INFORMATION PROVIDED: Begin
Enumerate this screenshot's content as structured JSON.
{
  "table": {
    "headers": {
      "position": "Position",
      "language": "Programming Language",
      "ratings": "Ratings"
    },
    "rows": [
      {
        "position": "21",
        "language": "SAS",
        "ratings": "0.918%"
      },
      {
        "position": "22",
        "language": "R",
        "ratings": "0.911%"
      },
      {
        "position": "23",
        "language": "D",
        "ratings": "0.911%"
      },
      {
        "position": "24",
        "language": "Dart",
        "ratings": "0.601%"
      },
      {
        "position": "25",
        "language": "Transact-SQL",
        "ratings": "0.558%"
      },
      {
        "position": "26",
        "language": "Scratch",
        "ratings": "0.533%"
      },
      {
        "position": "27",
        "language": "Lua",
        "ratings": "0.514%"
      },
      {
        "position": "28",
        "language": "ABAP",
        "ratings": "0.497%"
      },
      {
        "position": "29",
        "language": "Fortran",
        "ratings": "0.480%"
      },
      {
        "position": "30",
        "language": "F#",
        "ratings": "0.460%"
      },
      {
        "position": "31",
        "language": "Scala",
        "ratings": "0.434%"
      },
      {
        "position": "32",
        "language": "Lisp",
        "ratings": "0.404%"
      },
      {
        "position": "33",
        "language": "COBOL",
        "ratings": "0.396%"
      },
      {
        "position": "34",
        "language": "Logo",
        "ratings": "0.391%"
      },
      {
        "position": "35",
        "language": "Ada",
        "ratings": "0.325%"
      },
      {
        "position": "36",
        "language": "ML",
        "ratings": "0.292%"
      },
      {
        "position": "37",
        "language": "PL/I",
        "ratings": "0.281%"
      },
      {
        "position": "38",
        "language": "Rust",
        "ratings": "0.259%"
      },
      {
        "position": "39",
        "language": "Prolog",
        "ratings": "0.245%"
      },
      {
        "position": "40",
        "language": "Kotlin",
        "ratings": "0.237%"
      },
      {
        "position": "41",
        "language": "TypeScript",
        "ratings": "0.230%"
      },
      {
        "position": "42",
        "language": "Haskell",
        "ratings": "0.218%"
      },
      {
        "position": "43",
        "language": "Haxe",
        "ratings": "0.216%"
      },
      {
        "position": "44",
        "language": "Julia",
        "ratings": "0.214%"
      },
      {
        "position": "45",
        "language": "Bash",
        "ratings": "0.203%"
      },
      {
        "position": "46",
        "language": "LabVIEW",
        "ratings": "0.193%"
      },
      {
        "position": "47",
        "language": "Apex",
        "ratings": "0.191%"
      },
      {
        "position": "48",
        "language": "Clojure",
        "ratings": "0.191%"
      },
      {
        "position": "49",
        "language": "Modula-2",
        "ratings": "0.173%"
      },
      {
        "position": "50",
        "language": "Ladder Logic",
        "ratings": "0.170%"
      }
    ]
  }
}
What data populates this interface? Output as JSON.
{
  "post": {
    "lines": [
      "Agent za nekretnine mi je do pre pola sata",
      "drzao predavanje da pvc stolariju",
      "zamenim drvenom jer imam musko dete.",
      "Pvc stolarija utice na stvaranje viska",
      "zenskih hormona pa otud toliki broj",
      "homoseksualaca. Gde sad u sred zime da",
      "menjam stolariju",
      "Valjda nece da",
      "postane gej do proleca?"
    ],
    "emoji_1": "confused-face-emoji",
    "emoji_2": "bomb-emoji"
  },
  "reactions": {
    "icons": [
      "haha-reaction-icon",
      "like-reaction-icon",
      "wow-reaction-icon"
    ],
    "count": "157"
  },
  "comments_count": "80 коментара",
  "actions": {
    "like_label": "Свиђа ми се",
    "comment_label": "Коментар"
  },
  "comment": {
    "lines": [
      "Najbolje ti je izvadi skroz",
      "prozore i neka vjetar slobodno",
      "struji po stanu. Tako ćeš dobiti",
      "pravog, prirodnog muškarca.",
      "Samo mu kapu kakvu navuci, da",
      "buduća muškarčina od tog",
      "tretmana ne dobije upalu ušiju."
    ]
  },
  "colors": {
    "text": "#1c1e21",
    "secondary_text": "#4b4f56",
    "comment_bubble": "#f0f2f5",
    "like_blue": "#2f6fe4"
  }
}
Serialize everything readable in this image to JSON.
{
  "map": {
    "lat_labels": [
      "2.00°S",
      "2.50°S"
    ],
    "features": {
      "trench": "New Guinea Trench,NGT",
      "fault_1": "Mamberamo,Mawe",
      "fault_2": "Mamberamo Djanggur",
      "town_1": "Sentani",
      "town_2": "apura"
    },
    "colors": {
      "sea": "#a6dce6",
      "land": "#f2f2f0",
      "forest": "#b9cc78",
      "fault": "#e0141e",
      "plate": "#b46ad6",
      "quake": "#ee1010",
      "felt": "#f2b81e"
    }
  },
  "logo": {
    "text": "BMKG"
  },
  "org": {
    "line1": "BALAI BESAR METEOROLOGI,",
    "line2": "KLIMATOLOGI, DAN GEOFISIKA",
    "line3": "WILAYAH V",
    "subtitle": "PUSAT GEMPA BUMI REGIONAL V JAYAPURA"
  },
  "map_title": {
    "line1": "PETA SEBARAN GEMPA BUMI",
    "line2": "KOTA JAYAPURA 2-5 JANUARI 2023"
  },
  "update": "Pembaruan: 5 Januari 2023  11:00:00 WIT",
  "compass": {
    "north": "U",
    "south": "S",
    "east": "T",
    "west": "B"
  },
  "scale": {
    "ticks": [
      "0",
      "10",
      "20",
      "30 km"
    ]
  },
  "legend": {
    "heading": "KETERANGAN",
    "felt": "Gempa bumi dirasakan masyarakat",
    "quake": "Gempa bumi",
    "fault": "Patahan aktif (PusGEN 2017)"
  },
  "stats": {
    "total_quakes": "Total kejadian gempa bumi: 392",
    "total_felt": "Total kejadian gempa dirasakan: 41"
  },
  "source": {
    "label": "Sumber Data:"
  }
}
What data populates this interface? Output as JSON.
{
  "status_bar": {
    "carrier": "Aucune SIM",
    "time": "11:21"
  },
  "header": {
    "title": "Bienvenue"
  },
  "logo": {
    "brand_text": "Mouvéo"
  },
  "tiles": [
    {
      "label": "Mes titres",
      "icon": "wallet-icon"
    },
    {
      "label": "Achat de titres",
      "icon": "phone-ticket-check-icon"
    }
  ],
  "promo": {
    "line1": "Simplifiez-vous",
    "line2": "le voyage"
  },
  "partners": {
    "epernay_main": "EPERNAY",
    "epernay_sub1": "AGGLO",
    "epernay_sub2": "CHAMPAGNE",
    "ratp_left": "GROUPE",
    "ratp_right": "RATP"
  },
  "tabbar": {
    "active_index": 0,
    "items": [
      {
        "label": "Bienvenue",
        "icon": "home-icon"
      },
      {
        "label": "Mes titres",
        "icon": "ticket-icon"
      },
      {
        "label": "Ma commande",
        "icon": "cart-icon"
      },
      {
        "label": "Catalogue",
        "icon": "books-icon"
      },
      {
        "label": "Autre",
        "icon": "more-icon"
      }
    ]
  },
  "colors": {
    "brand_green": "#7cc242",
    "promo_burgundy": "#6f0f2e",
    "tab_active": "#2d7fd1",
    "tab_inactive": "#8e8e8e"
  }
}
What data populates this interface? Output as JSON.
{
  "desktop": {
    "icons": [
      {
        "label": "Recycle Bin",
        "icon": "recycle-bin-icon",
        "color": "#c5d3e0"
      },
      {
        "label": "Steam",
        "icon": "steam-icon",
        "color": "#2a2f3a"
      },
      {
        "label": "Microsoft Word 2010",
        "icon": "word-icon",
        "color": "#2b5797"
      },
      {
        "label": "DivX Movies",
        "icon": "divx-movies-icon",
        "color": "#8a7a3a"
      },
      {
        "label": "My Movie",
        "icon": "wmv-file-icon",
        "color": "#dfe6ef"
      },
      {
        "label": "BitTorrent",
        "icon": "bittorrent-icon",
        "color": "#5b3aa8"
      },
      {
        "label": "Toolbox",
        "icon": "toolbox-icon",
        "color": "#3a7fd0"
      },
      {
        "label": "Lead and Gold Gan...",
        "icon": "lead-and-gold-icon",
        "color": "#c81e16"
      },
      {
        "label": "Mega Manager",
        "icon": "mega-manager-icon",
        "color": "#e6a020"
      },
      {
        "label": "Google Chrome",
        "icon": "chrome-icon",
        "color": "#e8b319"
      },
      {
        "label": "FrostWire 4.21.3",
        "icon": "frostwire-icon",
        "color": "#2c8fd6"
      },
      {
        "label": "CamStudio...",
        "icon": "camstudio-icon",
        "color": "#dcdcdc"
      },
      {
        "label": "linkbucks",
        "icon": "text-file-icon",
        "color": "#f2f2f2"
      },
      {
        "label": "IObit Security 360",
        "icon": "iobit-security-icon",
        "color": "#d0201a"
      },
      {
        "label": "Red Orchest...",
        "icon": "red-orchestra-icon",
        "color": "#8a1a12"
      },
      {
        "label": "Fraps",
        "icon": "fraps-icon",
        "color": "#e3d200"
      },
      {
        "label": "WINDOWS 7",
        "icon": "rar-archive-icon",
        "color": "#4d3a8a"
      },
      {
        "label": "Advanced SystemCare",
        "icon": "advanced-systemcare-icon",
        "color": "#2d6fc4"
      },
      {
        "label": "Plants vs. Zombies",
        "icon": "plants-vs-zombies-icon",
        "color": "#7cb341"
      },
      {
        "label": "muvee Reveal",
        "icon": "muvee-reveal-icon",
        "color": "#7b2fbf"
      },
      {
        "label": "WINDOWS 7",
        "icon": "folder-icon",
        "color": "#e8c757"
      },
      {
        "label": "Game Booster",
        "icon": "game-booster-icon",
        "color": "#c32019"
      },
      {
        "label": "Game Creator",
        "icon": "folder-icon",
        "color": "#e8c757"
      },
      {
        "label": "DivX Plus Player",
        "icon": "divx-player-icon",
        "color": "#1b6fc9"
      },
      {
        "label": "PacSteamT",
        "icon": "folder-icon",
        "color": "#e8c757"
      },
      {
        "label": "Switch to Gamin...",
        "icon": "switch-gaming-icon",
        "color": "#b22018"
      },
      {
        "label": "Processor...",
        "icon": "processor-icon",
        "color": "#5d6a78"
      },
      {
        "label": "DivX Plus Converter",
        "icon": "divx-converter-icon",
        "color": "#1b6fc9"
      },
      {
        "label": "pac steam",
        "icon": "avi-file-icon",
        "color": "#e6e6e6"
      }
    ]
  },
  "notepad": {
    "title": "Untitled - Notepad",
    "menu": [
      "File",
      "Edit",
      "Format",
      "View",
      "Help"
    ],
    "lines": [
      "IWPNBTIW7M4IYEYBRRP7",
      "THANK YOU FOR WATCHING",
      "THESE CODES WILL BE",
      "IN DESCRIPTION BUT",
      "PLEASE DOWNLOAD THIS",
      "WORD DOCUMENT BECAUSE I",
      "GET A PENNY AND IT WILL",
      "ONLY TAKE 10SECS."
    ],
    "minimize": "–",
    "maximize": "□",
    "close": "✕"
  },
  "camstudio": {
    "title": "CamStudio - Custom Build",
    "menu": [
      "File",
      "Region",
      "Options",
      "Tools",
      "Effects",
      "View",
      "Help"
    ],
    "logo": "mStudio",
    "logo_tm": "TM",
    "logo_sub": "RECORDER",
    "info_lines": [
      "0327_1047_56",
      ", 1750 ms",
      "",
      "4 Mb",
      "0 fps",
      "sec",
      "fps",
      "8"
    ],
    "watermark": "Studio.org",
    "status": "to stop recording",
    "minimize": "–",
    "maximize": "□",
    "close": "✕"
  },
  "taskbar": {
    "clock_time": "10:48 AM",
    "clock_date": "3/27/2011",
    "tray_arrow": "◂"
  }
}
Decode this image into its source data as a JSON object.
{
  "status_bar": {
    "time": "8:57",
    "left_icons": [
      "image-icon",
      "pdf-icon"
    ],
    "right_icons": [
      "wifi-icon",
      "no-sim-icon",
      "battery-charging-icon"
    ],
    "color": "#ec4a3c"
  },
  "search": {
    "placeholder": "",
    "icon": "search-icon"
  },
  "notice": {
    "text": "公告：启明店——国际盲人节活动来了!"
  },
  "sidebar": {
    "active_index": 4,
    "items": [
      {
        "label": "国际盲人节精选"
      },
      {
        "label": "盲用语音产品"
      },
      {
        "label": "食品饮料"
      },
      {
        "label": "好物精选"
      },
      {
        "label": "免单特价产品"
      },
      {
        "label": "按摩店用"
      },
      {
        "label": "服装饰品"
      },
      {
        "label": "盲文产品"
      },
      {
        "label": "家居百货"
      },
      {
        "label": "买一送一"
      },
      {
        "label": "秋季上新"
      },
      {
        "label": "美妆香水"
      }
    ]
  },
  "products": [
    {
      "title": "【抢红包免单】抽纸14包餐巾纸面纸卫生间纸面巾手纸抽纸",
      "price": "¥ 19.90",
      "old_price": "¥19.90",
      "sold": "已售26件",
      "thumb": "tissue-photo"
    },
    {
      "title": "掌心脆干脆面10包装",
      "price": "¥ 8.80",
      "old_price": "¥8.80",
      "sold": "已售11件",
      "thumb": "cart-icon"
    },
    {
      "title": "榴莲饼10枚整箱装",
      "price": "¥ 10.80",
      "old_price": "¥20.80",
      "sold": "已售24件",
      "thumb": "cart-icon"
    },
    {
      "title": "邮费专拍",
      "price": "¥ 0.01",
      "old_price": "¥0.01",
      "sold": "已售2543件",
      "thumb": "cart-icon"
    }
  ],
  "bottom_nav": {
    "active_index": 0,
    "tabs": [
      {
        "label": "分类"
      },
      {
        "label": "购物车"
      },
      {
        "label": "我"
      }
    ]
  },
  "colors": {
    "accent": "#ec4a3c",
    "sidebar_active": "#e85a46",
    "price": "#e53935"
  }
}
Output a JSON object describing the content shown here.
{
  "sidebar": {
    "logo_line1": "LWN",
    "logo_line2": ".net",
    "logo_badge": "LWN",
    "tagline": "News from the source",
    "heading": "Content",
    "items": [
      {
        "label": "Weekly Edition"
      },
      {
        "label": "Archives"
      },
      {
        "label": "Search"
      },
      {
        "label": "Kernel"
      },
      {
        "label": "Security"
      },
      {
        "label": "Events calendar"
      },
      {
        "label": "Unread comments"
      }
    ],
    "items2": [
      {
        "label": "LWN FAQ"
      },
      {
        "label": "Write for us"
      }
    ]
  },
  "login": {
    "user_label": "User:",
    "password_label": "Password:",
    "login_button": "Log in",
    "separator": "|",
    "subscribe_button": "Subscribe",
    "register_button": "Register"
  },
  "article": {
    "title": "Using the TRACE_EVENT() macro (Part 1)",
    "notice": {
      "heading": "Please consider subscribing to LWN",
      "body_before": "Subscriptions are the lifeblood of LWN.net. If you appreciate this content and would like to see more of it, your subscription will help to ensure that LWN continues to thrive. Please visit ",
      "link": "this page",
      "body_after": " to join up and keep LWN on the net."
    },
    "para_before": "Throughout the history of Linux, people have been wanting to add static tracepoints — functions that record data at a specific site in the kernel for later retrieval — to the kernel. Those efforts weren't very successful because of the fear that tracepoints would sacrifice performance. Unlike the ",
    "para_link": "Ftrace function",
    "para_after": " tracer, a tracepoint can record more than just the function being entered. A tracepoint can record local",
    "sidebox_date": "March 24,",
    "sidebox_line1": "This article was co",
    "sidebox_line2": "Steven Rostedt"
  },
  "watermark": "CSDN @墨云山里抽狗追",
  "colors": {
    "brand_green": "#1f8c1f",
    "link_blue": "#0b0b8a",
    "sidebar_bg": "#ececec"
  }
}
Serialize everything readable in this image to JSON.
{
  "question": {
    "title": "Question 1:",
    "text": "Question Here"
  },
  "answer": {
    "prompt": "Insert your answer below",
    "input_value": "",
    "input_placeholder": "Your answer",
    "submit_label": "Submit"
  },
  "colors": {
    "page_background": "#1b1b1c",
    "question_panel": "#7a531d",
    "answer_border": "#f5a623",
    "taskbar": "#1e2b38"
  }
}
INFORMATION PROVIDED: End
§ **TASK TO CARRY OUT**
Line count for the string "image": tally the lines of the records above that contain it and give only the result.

§ **RESPONSE TO THIS EXERCISE**
4